According to Jet Magazine in 1976, Dolemite cost $100,000 to make and made more than $12 million dollars. It also became a cult hit, inspiring a generation of rappers and comedians including not only Murphy and Snoop Dogg (who cameos in the Netflix film) but also Dr. Dre and Busta Rhymes, among many others.

Those these early films remain his most famous works, Moore remained working until his death in 2008, releasing over 20 albums and reprising the Dolemite character occasionally in the 2000s for projects like Insane Clown Posse film Big Money Hustlas and 2002 sequel The Return of Dolemite.

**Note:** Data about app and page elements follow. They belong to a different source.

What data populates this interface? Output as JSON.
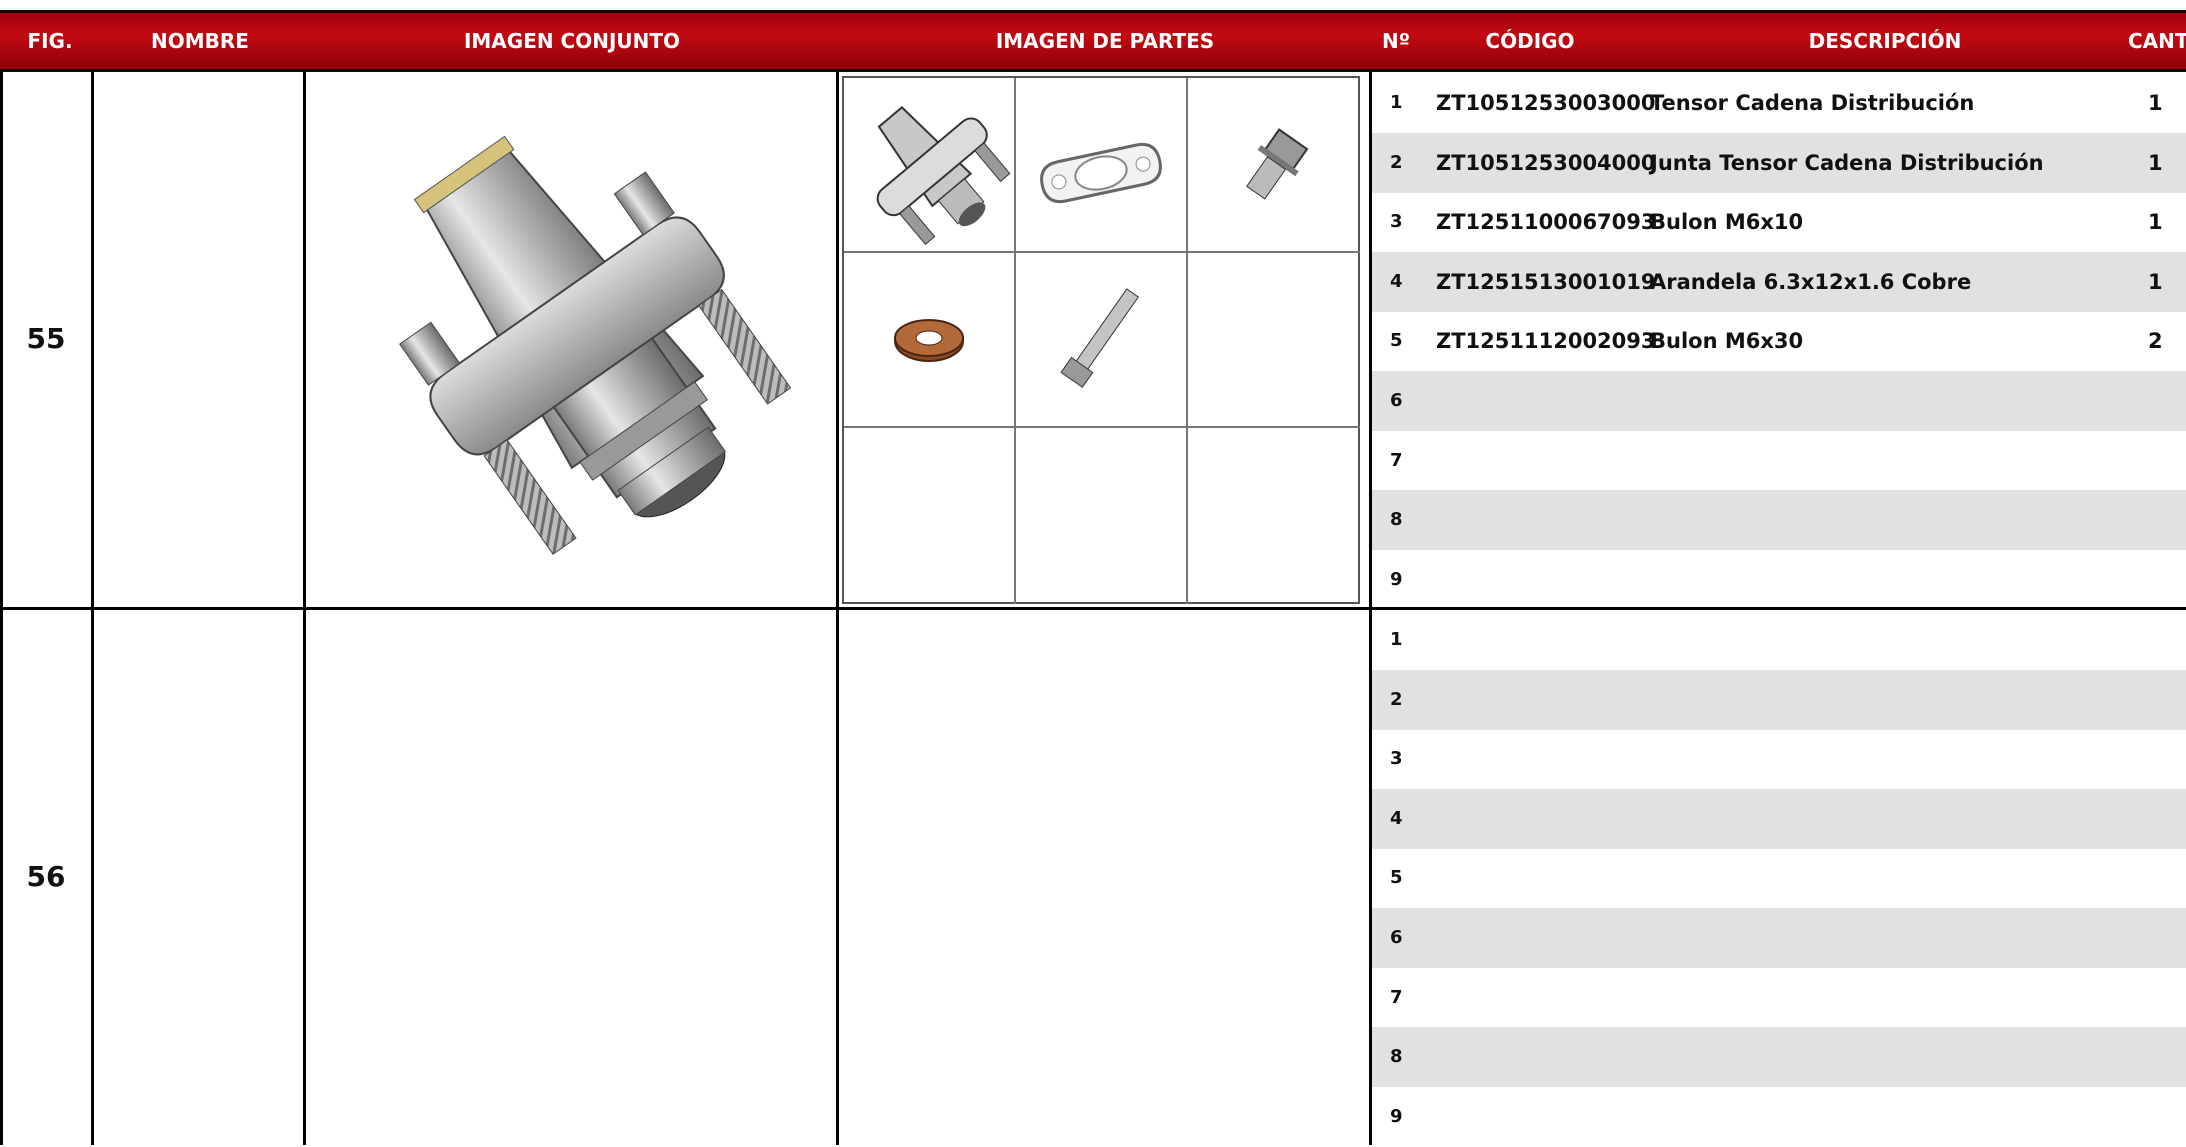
{
  "header": {
    "fig": "FIG.",
    "nombre": "NOMBRE",
    "imagen_conjunto": "IMAGEN CONJUNTO",
    "imagen_partes": "IMAGEN DE PARTES",
    "numero": "Nº",
    "codigo": "CÓDIGO",
    "descripcion": "DESCRIPCIÓN",
    "cantidad": "CANT."
  },
  "colors": {
    "header_bg": "#b0040c",
    "row_shade": "#e1e1e1"
  },
  "groups": [
    {
      "fig": "55",
      "nombre": "",
      "rows": [
        {
          "n": "1",
          "codigo": "ZT1051253003000",
          "descripcion": "Tensor Cadena Distribución",
          "cant": "1"
        },
        {
          "n": "2",
          "codigo": "ZT1051253004000",
          "descripcion": "Junta Tensor Cadena Distribución",
          "cant": "1"
        },
        {
          "n": "3",
          "codigo": "ZT1251100067093",
          "descripcion": "Bulon M6x10",
          "cant": "1"
        },
        {
          "n": "4",
          "codigo": "ZT1251513001019",
          "descripcion": "Arandela 6.3x12x1.6 Cobre",
          "cant": "1"
        },
        {
          "n": "5",
          "codigo": "ZT1251112002093",
          "descripcion": "Bulon M6x30",
          "cant": "2"
        },
        {
          "n": "6",
          "codigo": "",
          "descripcion": "",
          "cant": ""
        },
        {
          "n": "7",
          "codigo": "",
          "descripcion": "",
          "cant": ""
        },
        {
          "n": "8",
          "codigo": "",
          "descripcion": "",
          "cant": ""
        },
        {
          "n": "9",
          "codigo": "",
          "descripcion": "",
          "cant": ""
        }
      ],
      "part_images": [
        "tensor-icon",
        "gasket-icon",
        "bolt-short-icon",
        "copper-washer-icon",
        "bolt-long-icon",
        "",
        "",
        "",
        ""
      ]
    },
    {
      "fig": "56",
      "nombre": "",
      "rows": [
        {
          "n": "1",
          "codigo": "",
          "descripcion": "",
          "cant": ""
        },
        {
          "n": "2",
          "codigo": "",
          "descripcion": "",
          "cant": ""
        },
        {
          "n": "3",
          "codigo": "",
          "descripcion": "",
          "cant": ""
        },
        {
          "n": "4",
          "codigo": "",
          "descripcion": "",
          "cant": ""
        },
        {
          "n": "5",
          "codigo": "",
          "descripcion": "",
          "cant": ""
        },
        {
          "n": "6",
          "codigo": "",
          "descripcion": "",
          "cant": ""
        },
        {
          "n": "7",
          "codigo": "",
          "descripcion": "",
          "cant": ""
        },
        {
          "n": "8",
          "codigo": "",
          "descripcion": "",
          "cant": ""
        },
        {
          "n": "9",
          "codigo": "",
          "descripcion": "",
          "cant": ""
        }
      ]
    }
  ]
}
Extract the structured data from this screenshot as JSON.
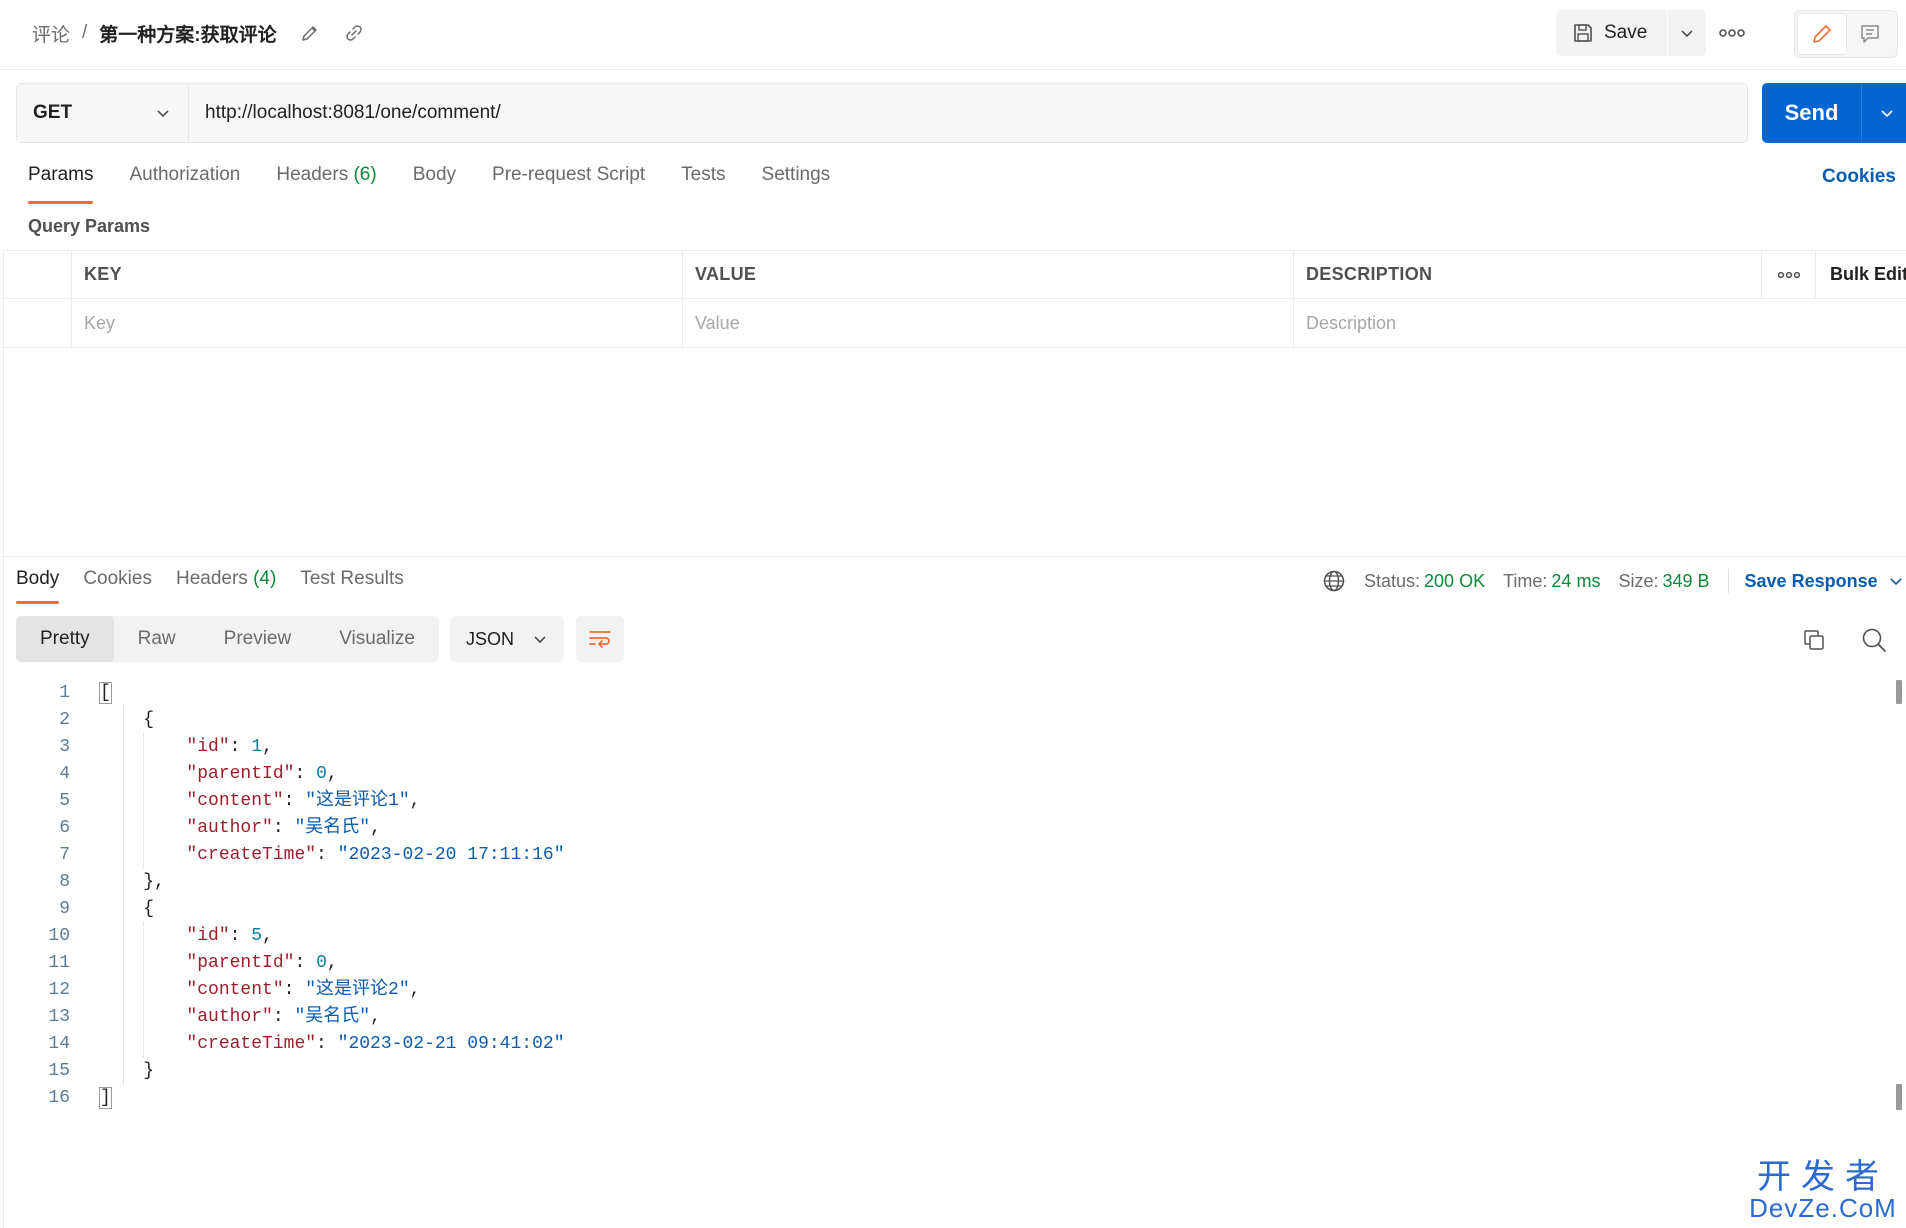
{
  "header": {
    "breadcrumb_parent": "评论",
    "breadcrumb_sep": "/",
    "breadcrumb_current": "第一种方案:获取评论",
    "save_label": "Save"
  },
  "request": {
    "method": "GET",
    "url": "http://localhost:8081/one/comment/",
    "send_label": "Send"
  },
  "request_tabs": [
    {
      "label": "Params"
    },
    {
      "label": "Authorization"
    },
    {
      "label": "Headers",
      "count": "(6)"
    },
    {
      "label": "Body"
    },
    {
      "label": "Pre-request Script"
    },
    {
      "label": "Tests"
    },
    {
      "label": "Settings"
    }
  ],
  "cookies_label": "Cookies",
  "query_params": {
    "title": "Query Params",
    "headers": {
      "key": "KEY",
      "value": "VALUE",
      "description": "DESCRIPTION",
      "bulk_edit": "Bulk Edit"
    },
    "placeholders": {
      "key": "Key",
      "value": "Value",
      "description": "Description"
    }
  },
  "response_tabs": [
    {
      "label": "Body"
    },
    {
      "label": "Cookies"
    },
    {
      "label": "Headers",
      "count": "(4)"
    },
    {
      "label": "Test Results"
    }
  ],
  "response_status": {
    "status_label": "Status:",
    "status_value": "200 OK",
    "time_label": "Time:",
    "time_value": "24 ms",
    "size_label": "Size:",
    "size_value": "349 B",
    "save_response_label": "Save Response"
  },
  "view_options": [
    "Pretty",
    "Raw",
    "Preview",
    "Visualize"
  ],
  "format": "JSON",
  "response_body": {
    "line_numbers": [
      "1",
      "2",
      "3",
      "4",
      "5",
      "6",
      "7",
      "8",
      "9",
      "10",
      "11",
      "12",
      "13",
      "14",
      "15",
      "16"
    ],
    "open_bracket": "[",
    "close_bracket": "]",
    "open_brace": "{",
    "close_brace_comma": "},",
    "close_brace": "}",
    "items": [
      {
        "id": "1",
        "parentId": "0",
        "content": "\"这是评论1\"",
        "author": "\"吴名氏\"",
        "createTime": "\"2023-02-20 17:11:16\""
      },
      {
        "id": "5",
        "parentId": "0",
        "content": "\"这是评论2\"",
        "author": "\"吴名氏\"",
        "createTime": "\"2023-02-21 09:41:02\""
      }
    ],
    "keys": {
      "id": "\"id\"",
      "parentId": "\"parentId\"",
      "content": "\"content\"",
      "author": "\"author\"",
      "createTime": "\"createTime\""
    }
  },
  "watermark": {
    "top": "开发者",
    "bottom": "DevZe.CoM"
  },
  "colors": {
    "accent": "#f26b3a",
    "send": "#0265d2",
    "status_ok": "#0b8a3a",
    "link": "#0b5cad"
  }
}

In a featurette about the making of Dolemite is My Name, Murphy says of Moore: "I was a big fan of Rudy Ray Moore from the time I was 14, 15 years old, I started watching him. And when I got older I found out how he was a catalyst, how he put his movies together. He financed them. And he put his records together. He financed all of his stuff. He became this inspirational figure because my career was the exact opposite of Rudy Ray Moore's. I really got in really easy, and he took a whole different road, so he's got a really inspirational story."

Dolemite is My Name is streaming now on Netflix.